▶ _Exercise details_
Scan the records below for the string "this" and return every line where it appears.

▶ _Dataset content_

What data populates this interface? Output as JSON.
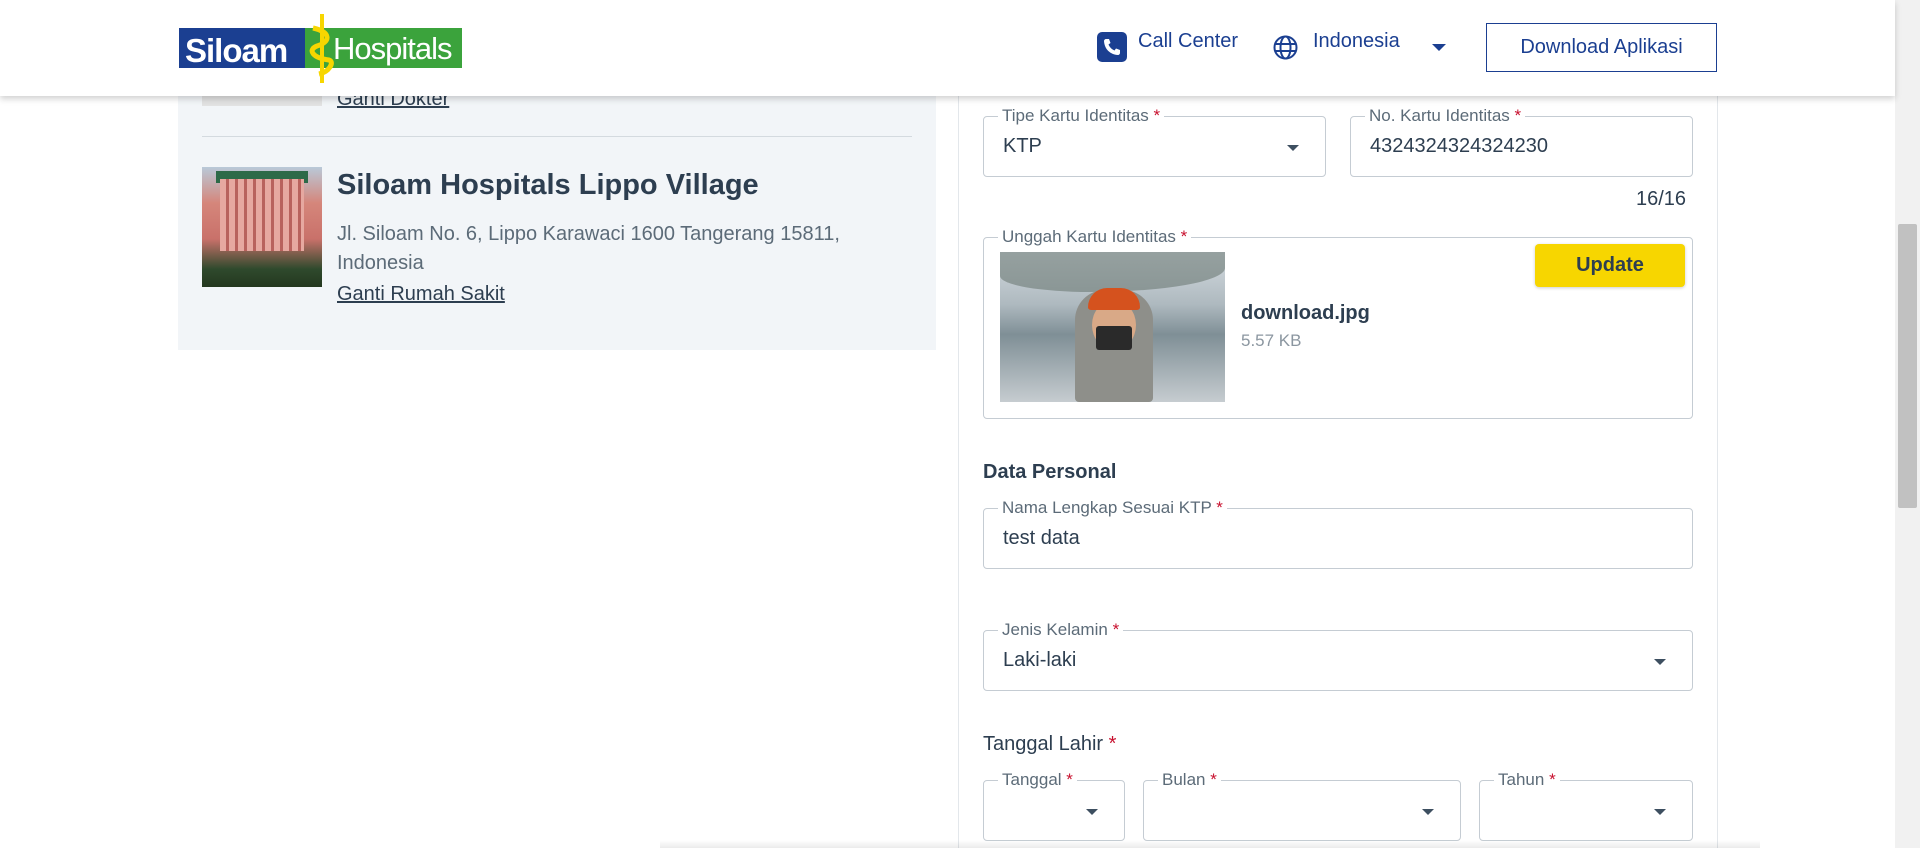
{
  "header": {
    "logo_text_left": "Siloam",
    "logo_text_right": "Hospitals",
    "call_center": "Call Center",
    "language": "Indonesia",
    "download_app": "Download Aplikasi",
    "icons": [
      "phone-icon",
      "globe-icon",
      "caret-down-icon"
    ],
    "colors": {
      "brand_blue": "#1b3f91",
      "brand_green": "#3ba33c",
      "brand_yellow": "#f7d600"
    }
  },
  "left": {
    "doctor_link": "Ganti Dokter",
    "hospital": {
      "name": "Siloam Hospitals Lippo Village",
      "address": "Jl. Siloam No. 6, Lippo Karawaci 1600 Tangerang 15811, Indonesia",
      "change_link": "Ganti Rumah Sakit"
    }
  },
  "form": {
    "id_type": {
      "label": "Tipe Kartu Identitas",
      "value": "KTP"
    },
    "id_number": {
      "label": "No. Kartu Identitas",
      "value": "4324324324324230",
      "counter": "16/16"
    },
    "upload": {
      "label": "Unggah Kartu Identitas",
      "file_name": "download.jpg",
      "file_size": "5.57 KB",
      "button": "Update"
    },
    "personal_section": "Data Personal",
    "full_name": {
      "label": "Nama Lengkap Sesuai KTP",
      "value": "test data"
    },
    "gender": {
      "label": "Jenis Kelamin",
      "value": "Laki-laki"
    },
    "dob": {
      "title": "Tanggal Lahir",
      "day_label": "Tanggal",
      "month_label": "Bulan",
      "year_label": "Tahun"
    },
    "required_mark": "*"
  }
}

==

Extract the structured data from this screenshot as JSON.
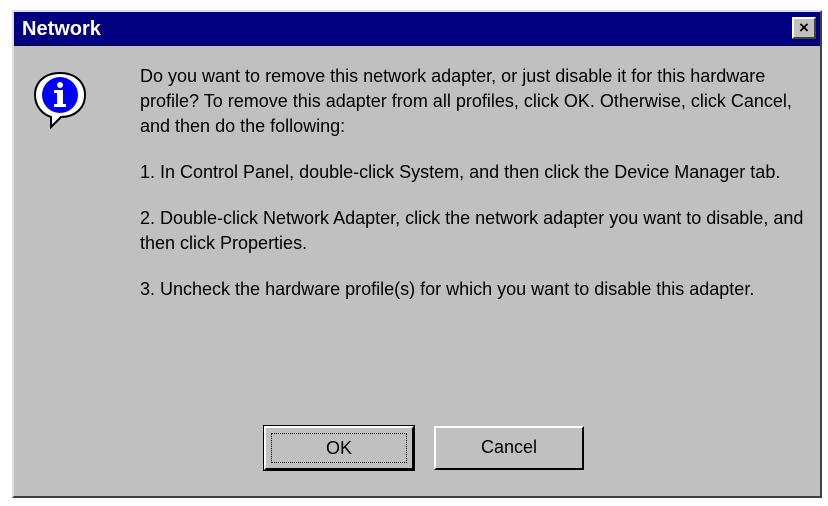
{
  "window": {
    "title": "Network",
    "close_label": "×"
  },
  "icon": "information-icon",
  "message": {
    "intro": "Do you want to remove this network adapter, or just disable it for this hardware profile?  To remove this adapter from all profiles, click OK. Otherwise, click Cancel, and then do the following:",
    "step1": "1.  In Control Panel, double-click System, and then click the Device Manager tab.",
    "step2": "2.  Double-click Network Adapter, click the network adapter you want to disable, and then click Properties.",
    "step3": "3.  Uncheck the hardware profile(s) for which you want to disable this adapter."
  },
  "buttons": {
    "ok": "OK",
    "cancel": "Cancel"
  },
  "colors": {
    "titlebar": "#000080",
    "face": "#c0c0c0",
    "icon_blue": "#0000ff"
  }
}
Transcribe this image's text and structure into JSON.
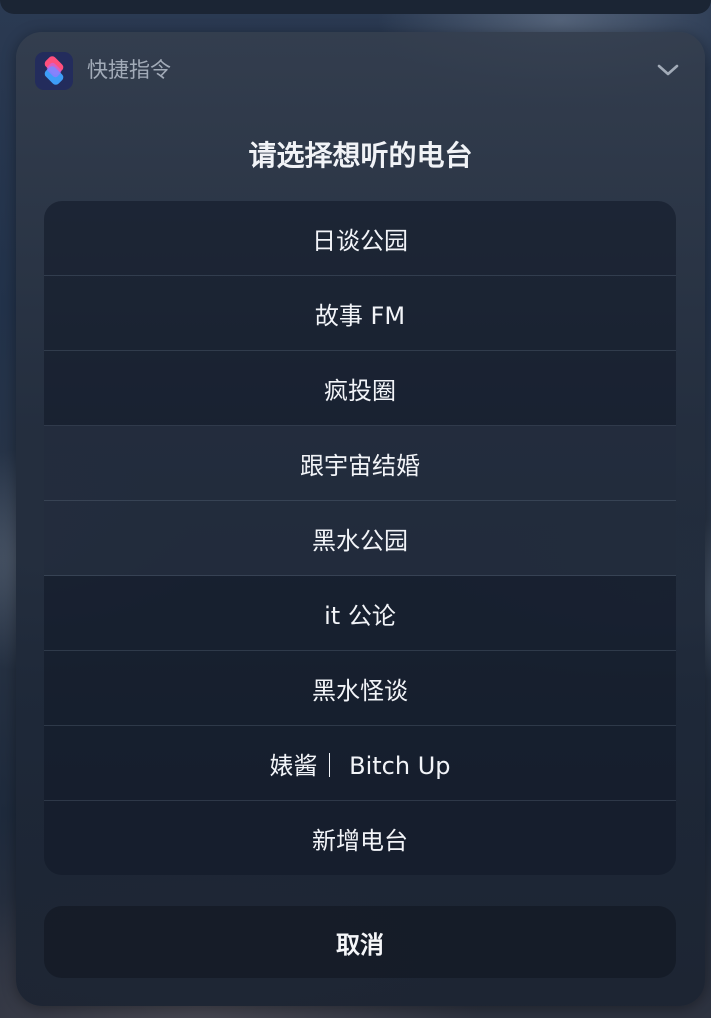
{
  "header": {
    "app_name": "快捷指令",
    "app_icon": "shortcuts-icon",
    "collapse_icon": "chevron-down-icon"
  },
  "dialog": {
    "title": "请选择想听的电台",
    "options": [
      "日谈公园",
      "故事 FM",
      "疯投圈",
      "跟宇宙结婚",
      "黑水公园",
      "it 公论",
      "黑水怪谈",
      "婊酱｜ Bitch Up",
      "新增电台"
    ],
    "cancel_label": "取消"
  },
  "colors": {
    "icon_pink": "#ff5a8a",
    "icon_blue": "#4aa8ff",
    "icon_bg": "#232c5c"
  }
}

▶ _Task output_
What data populates this interface? Output as JSON.
Extract the structured data from this screenshot as JSON.
    "intro": "Do you want to remove this network adapter, or just disable it for this hardware profile?  To remove this adapter from all profiles, click OK. Otherwise, click Cancel, and then do the following:",
    "step3": "3.  Uncheck the hardware profile(s) for which you want to disable this adapter."
Transcribe this image's text and structure into JSON.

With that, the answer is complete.